_What to work on_
The answer must reproduce all of the data below exactly and contain no images.

_Dataset extract_

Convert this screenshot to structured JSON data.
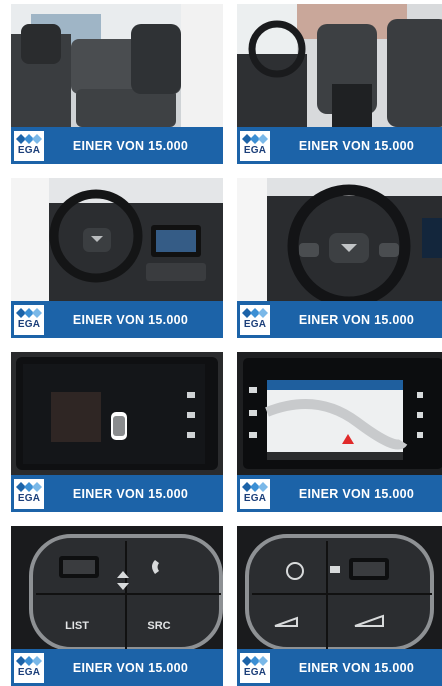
{
  "gallery": {
    "brand": {
      "logo_text": "EGA",
      "banner_color": "#1c63a8",
      "logo_color": "#1c3f7a"
    },
    "cards": [
      {
        "photo": "rear-seats",
        "tagline": "EINER VON 15.000"
      },
      {
        "photo": "front-seats",
        "tagline": "EINER VON 15.000"
      },
      {
        "photo": "cockpit-wide",
        "tagline": "EINER VON 15.000"
      },
      {
        "photo": "cockpit-close",
        "tagline": "EINER VON 15.000"
      },
      {
        "photo": "touchscreen-off",
        "tagline": "EINER VON 15.000"
      },
      {
        "photo": "touchscreen-navigation",
        "tagline": "EINER VON 15.000"
      },
      {
        "photo": "steering-wheel-controls-left",
        "tagline": "EINER VON 15.000",
        "labels": [
          "LIST",
          "SRC"
        ]
      },
      {
        "photo": "steering-wheel-controls-right",
        "tagline": "EINER VON 15.000"
      }
    ]
  }
}
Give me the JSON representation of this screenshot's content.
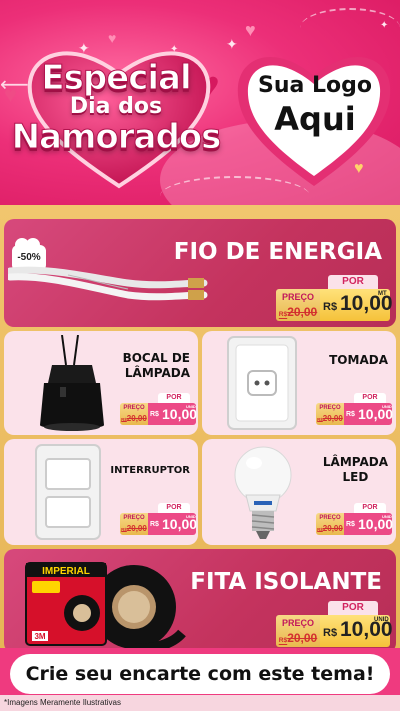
{
  "header": {
    "title_line1": "Especial",
    "title_line2": "Dia dos",
    "title_line3": "Namorados",
    "logo_line1": "Sua Logo",
    "logo_line2": "Aqui"
  },
  "products": [
    {
      "name": "FIO DE ENERGIA",
      "discount": "-50%",
      "por": "POR",
      "preco_label": "PREÇO",
      "old_currency": "R$",
      "old_price": "20,00",
      "currency": "R$",
      "price": "10,00",
      "unit": "MT"
    },
    {
      "name_line1": "BOCAL DE",
      "name_line2": "LÂMPADA",
      "por": "POR",
      "preco_label": "PREÇO",
      "old_currency": "R$",
      "old_price": "20,00",
      "currency": "R$",
      "price": "10,00",
      "unit": "UNID"
    },
    {
      "name": "TOMADA",
      "por": "POR",
      "preco_label": "PREÇO",
      "old_currency": "R$",
      "old_price": "20,00",
      "currency": "R$",
      "price": "10,00",
      "unit": "UNID"
    },
    {
      "name": "INTERRUPTOR",
      "por": "POR",
      "preco_label": "PREÇO",
      "old_currency": "R$",
      "old_price": "20,00",
      "currency": "R$",
      "price": "10,00",
      "unit": "UNID"
    },
    {
      "name_line1": "LÂMPADA",
      "name_line2": "LED",
      "por": "POR",
      "preco_label": "PREÇO",
      "old_currency": "R$",
      "old_price": "20,00",
      "currency": "R$",
      "price": "10,00",
      "unit": "UNID"
    },
    {
      "name": "FITA ISOLANTE",
      "por": "POR",
      "preco_label": "PREÇO",
      "old_currency": "R$",
      "old_price": "20,00",
      "currency": "R$",
      "price": "10,00",
      "unit": "UNID",
      "package_brand": "IMPERIAL",
      "package_mark": "3M"
    }
  ],
  "cta": {
    "label": "Crie seu encarte com este tema!"
  },
  "footnote": "*Imagens Meramente Ilustrativas",
  "colors": {
    "pink": "#ec2f78",
    "gold": "#f1c66e",
    "card_pink": "#c4335e",
    "light_pink": "#fbe2ea"
  }
}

_Answer_
Convert this screenshot to structured JSON data.
{
  "gallery": {
    "brand": {
      "logo_text": "EGA",
      "banner_color": "#1c63a8",
      "logo_color": "#1c3f7a"
    },
    "cards": [
      {
        "photo": "rear-seats",
        "tagline": "EINER VON 15.000"
      },
      {
        "photo": "front-seats",
        "tagline": "EINER VON 15.000"
      },
      {
        "photo": "cockpit-wide",
        "tagline": "EINER VON 15.000"
      },
      {
        "photo": "cockpit-close",
        "tagline": "EINER VON 15.000"
      },
      {
        "photo": "touchscreen-off",
        "tagline": "EINER VON 15.000"
      },
      {
        "photo": "touchscreen-navigation",
        "tagline": "EINER VON 15.000"
      },
      {
        "photo": "steering-wheel-controls-left",
        "tagline": "EINER VON 15.000",
        "labels": [
          "LIST",
          "SRC"
        ]
      },
      {
        "photo": "steering-wheel-controls-right",
        "tagline": "EINER VON 15.000"
      }
    ]
  }
}
Give me the JSON representation of this screenshot's content.
{
  "header": {
    "title_line1": "Especial",
    "title_line2": "Dia dos",
    "title_line3": "Namorados",
    "logo_line1": "Sua Logo",
    "logo_line2": "Aqui"
  },
  "products": [
    {
      "name": "FIO DE ENERGIA",
      "discount": "-50%",
      "por": "POR",
      "preco_label": "PREÇO",
      "old_currency": "R$",
      "old_price": "20,00",
      "currency": "R$",
      "price": "10,00",
      "unit": "MT"
    },
    {
      "name_line1": "BOCAL DE",
      "name_line2": "LÂMPADA",
      "por": "POR",
      "preco_label": "PREÇO",
      "old_currency": "R$",
      "old_price": "20,00",
      "currency": "R$",
      "price": "10,00",
      "unit": "UNID"
    },
    {
      "name": "TOMADA",
      "por": "POR",
      "preco_label": "PREÇO",
      "old_currency": "R$",
      "old_price": "20,00",
      "currency": "R$",
      "price": "10,00",
      "unit": "UNID"
    },
    {
      "name": "INTERRUPTOR",
      "por": "POR",
      "preco_label": "PREÇO",
      "old_currency": "R$",
      "old_price": "20,00",
      "currency": "R$",
      "price": "10,00",
      "unit": "UNID"
    },
    {
      "name_line1": "LÂMPADA",
      "name_line2": "LED",
      "por": "POR",
      "preco_label": "PREÇO",
      "old_currency": "R$",
      "old_price": "20,00",
      "currency": "R$",
      "price": "10,00",
      "unit": "UNID"
    },
    {
      "name": "FITA ISOLANTE",
      "por": "POR",
      "preco_label": "PREÇO",
      "old_currency": "R$",
      "old_price": "20,00",
      "currency": "R$",
      "price": "10,00",
      "unit": "UNID",
      "package_brand": "IMPERIAL",
      "package_mark": "3M"
    }
  ],
  "cta": {
    "label": "Crie seu encarte com este tema!"
  },
  "footnote": "*Imagens Meramente Ilustrativas",
  "colors": {
    "pink": "#ec2f78",
    "gold": "#f1c66e",
    "card_pink": "#c4335e",
    "light_pink": "#fbe2ea"
  }
}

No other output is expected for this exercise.